Martin said she thinks many patients don’t call 911 because they may not recognize their symptoms as being stroke-related, or they may be worried about the cost of an ambulance. 

“Sometimes they don’t want to bother the paramedics, or they think it could be a waste of time or they feel stupid,” she said. “Sometimes they say ‘Gosh, I don’t feel well, I’ll go to sleep and maybe feel better in the morning.’ That’s the worst thing you can do.”

Ultimately it’s better to waste everyone’s time than to not go to the hospital right away when you experience stroke symptoms, she said.

Key symptoms that could be a sign of stroke are face drooping or uneven smile, numbness or tingling in the face or limbs, and difficulties in speech or understanding language.

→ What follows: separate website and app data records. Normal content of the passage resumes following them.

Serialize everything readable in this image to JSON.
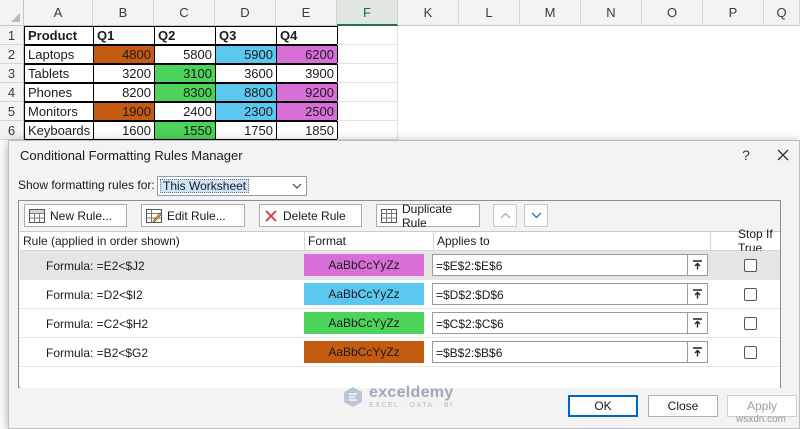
{
  "sheet": {
    "columns": [
      "A",
      "B",
      "C",
      "D",
      "E",
      "F",
      "K",
      "L",
      "M",
      "N",
      "O",
      "P",
      "Q"
    ],
    "selected_column": "F",
    "row_numbers": [
      "1",
      "2",
      "3",
      "4",
      "5",
      "6"
    ],
    "header": [
      "Product",
      "Q1",
      "Q2",
      "Q3",
      "Q4"
    ],
    "rows": [
      {
        "product": "Laptops",
        "q1": "4800",
        "q2": "5800",
        "q3": "5900",
        "q4": "6200"
      },
      {
        "product": "Tablets",
        "q1": "3200",
        "q2": "3100",
        "q3": "3600",
        "q4": "3900"
      },
      {
        "product": "Phones",
        "q1": "8200",
        "q2": "8300",
        "q3": "8800",
        "q4": "9200"
      },
      {
        "product": "Monitors",
        "q1": "1900",
        "q2": "2400",
        "q3": "2300",
        "q4": "2500"
      },
      {
        "product": "Keyboards",
        "q1": "1600",
        "q2": "1550",
        "q3": "1750",
        "q4": "1850"
      }
    ],
    "highlight": {
      "q1": [
        true,
        false,
        false,
        true,
        false
      ],
      "q2": [
        false,
        true,
        true,
        false,
        true
      ],
      "q3": [
        true,
        false,
        true,
        true,
        false
      ],
      "q4": [
        true,
        false,
        true,
        true,
        false
      ]
    },
    "colors": {
      "q1": "#c55a11",
      "q2": "#4cd35a",
      "q3": "#5bc8f0",
      "q4": "#d86fd8"
    }
  },
  "dialog": {
    "title": "Conditional Formatting Rules Manager",
    "help": "?",
    "show_rules_label": "Show formatting rules for:",
    "show_rules_value": "This Worksheet",
    "toolbar": {
      "new_rule": "New Rule...",
      "edit_rule": "Edit Rule...",
      "delete_rule": "Delete Rule",
      "duplicate_rule": "Duplicate Rule"
    },
    "columns": {
      "rule": "Rule (applied in order shown)",
      "format": "Format",
      "applies_to": "Applies to",
      "stop_if_true": "Stop If True"
    },
    "rules": [
      {
        "formula": "Formula: =E2<$J2",
        "format_preview": "AaBbCcYyZz",
        "format_color": "#d86fd8",
        "applies_to": "=$E$2:$E$6",
        "stop_if_true": false
      },
      {
        "formula": "Formula: =D2<$I2",
        "format_preview": "AaBbCcYyZz",
        "format_color": "#5bc8f0",
        "applies_to": "=$D$2:$D$6",
        "stop_if_true": false
      },
      {
        "formula": "Formula: =C2<$H2",
        "format_preview": "AaBbCcYyZz",
        "format_color": "#4cd35a",
        "applies_to": "=$C$2:$C$6",
        "stop_if_true": false
      },
      {
        "formula": "Formula: =B2<$G2",
        "format_preview": "AaBbCcYyZz",
        "format_color": "#c55a11",
        "applies_to": "=$B$2:$B$6",
        "stop_if_true": false
      }
    ],
    "buttons": {
      "ok": "OK",
      "close": "Close",
      "apply": "Apply"
    },
    "watermark": {
      "name": "exceldemy",
      "tagline": "EXCEL · DATA · BI"
    }
  },
  "site_watermark": "wsxdn.com"
}
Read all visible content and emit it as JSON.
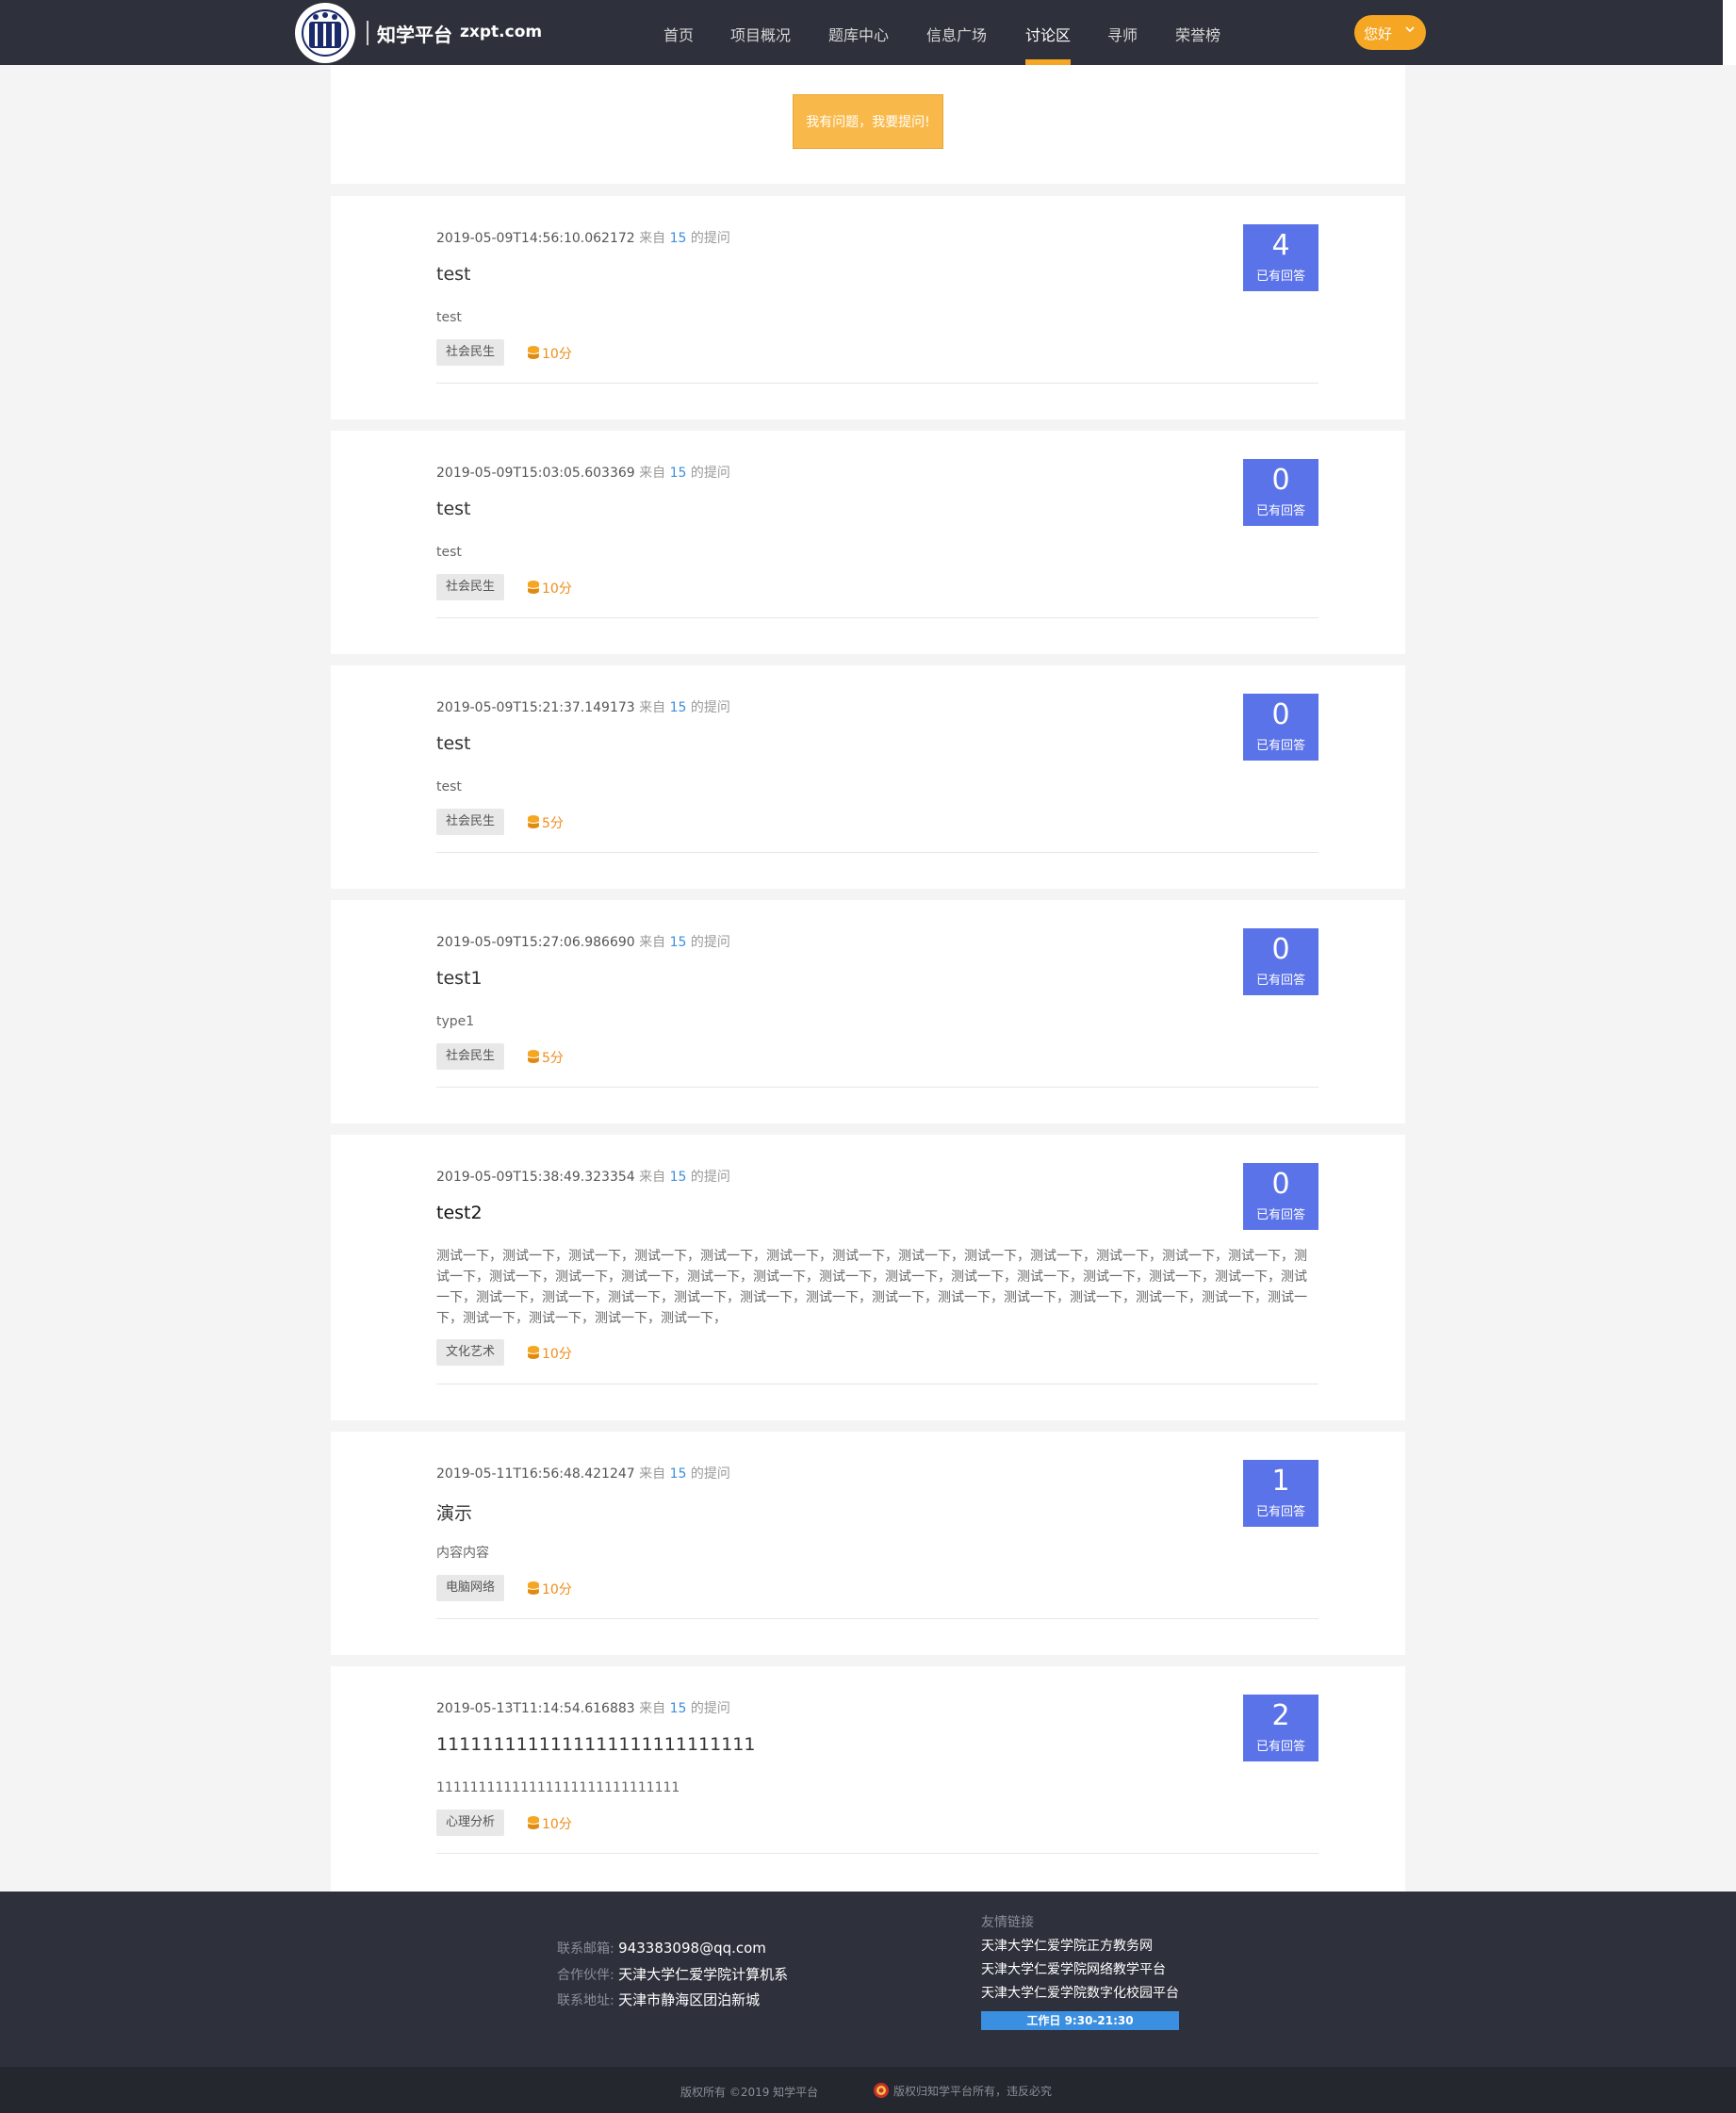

Even if the symptoms go away soon, Martin said it could be a sign of a mini stroke and patients should still head to the emergency room.

“It could be a warning that you will have a major stroke,” Martin said. “I tell patients ‘That was God giving you a warning.’ ”

Contact Sunday Lifestyle editor Danielle Haynes at 693-1000, ext. 4116, or follow her on Twitter at @DanielleHaynes1.

SIGNS OF A STROKE F -- Face drooping, numbness, uneven smile A -- Arm weakness or numbness S -- Speech difficulty, slurring, lack of understanding T -- Time is of the essence, call 911 as soon as you notice any of the above symptoms, even if they seem to go away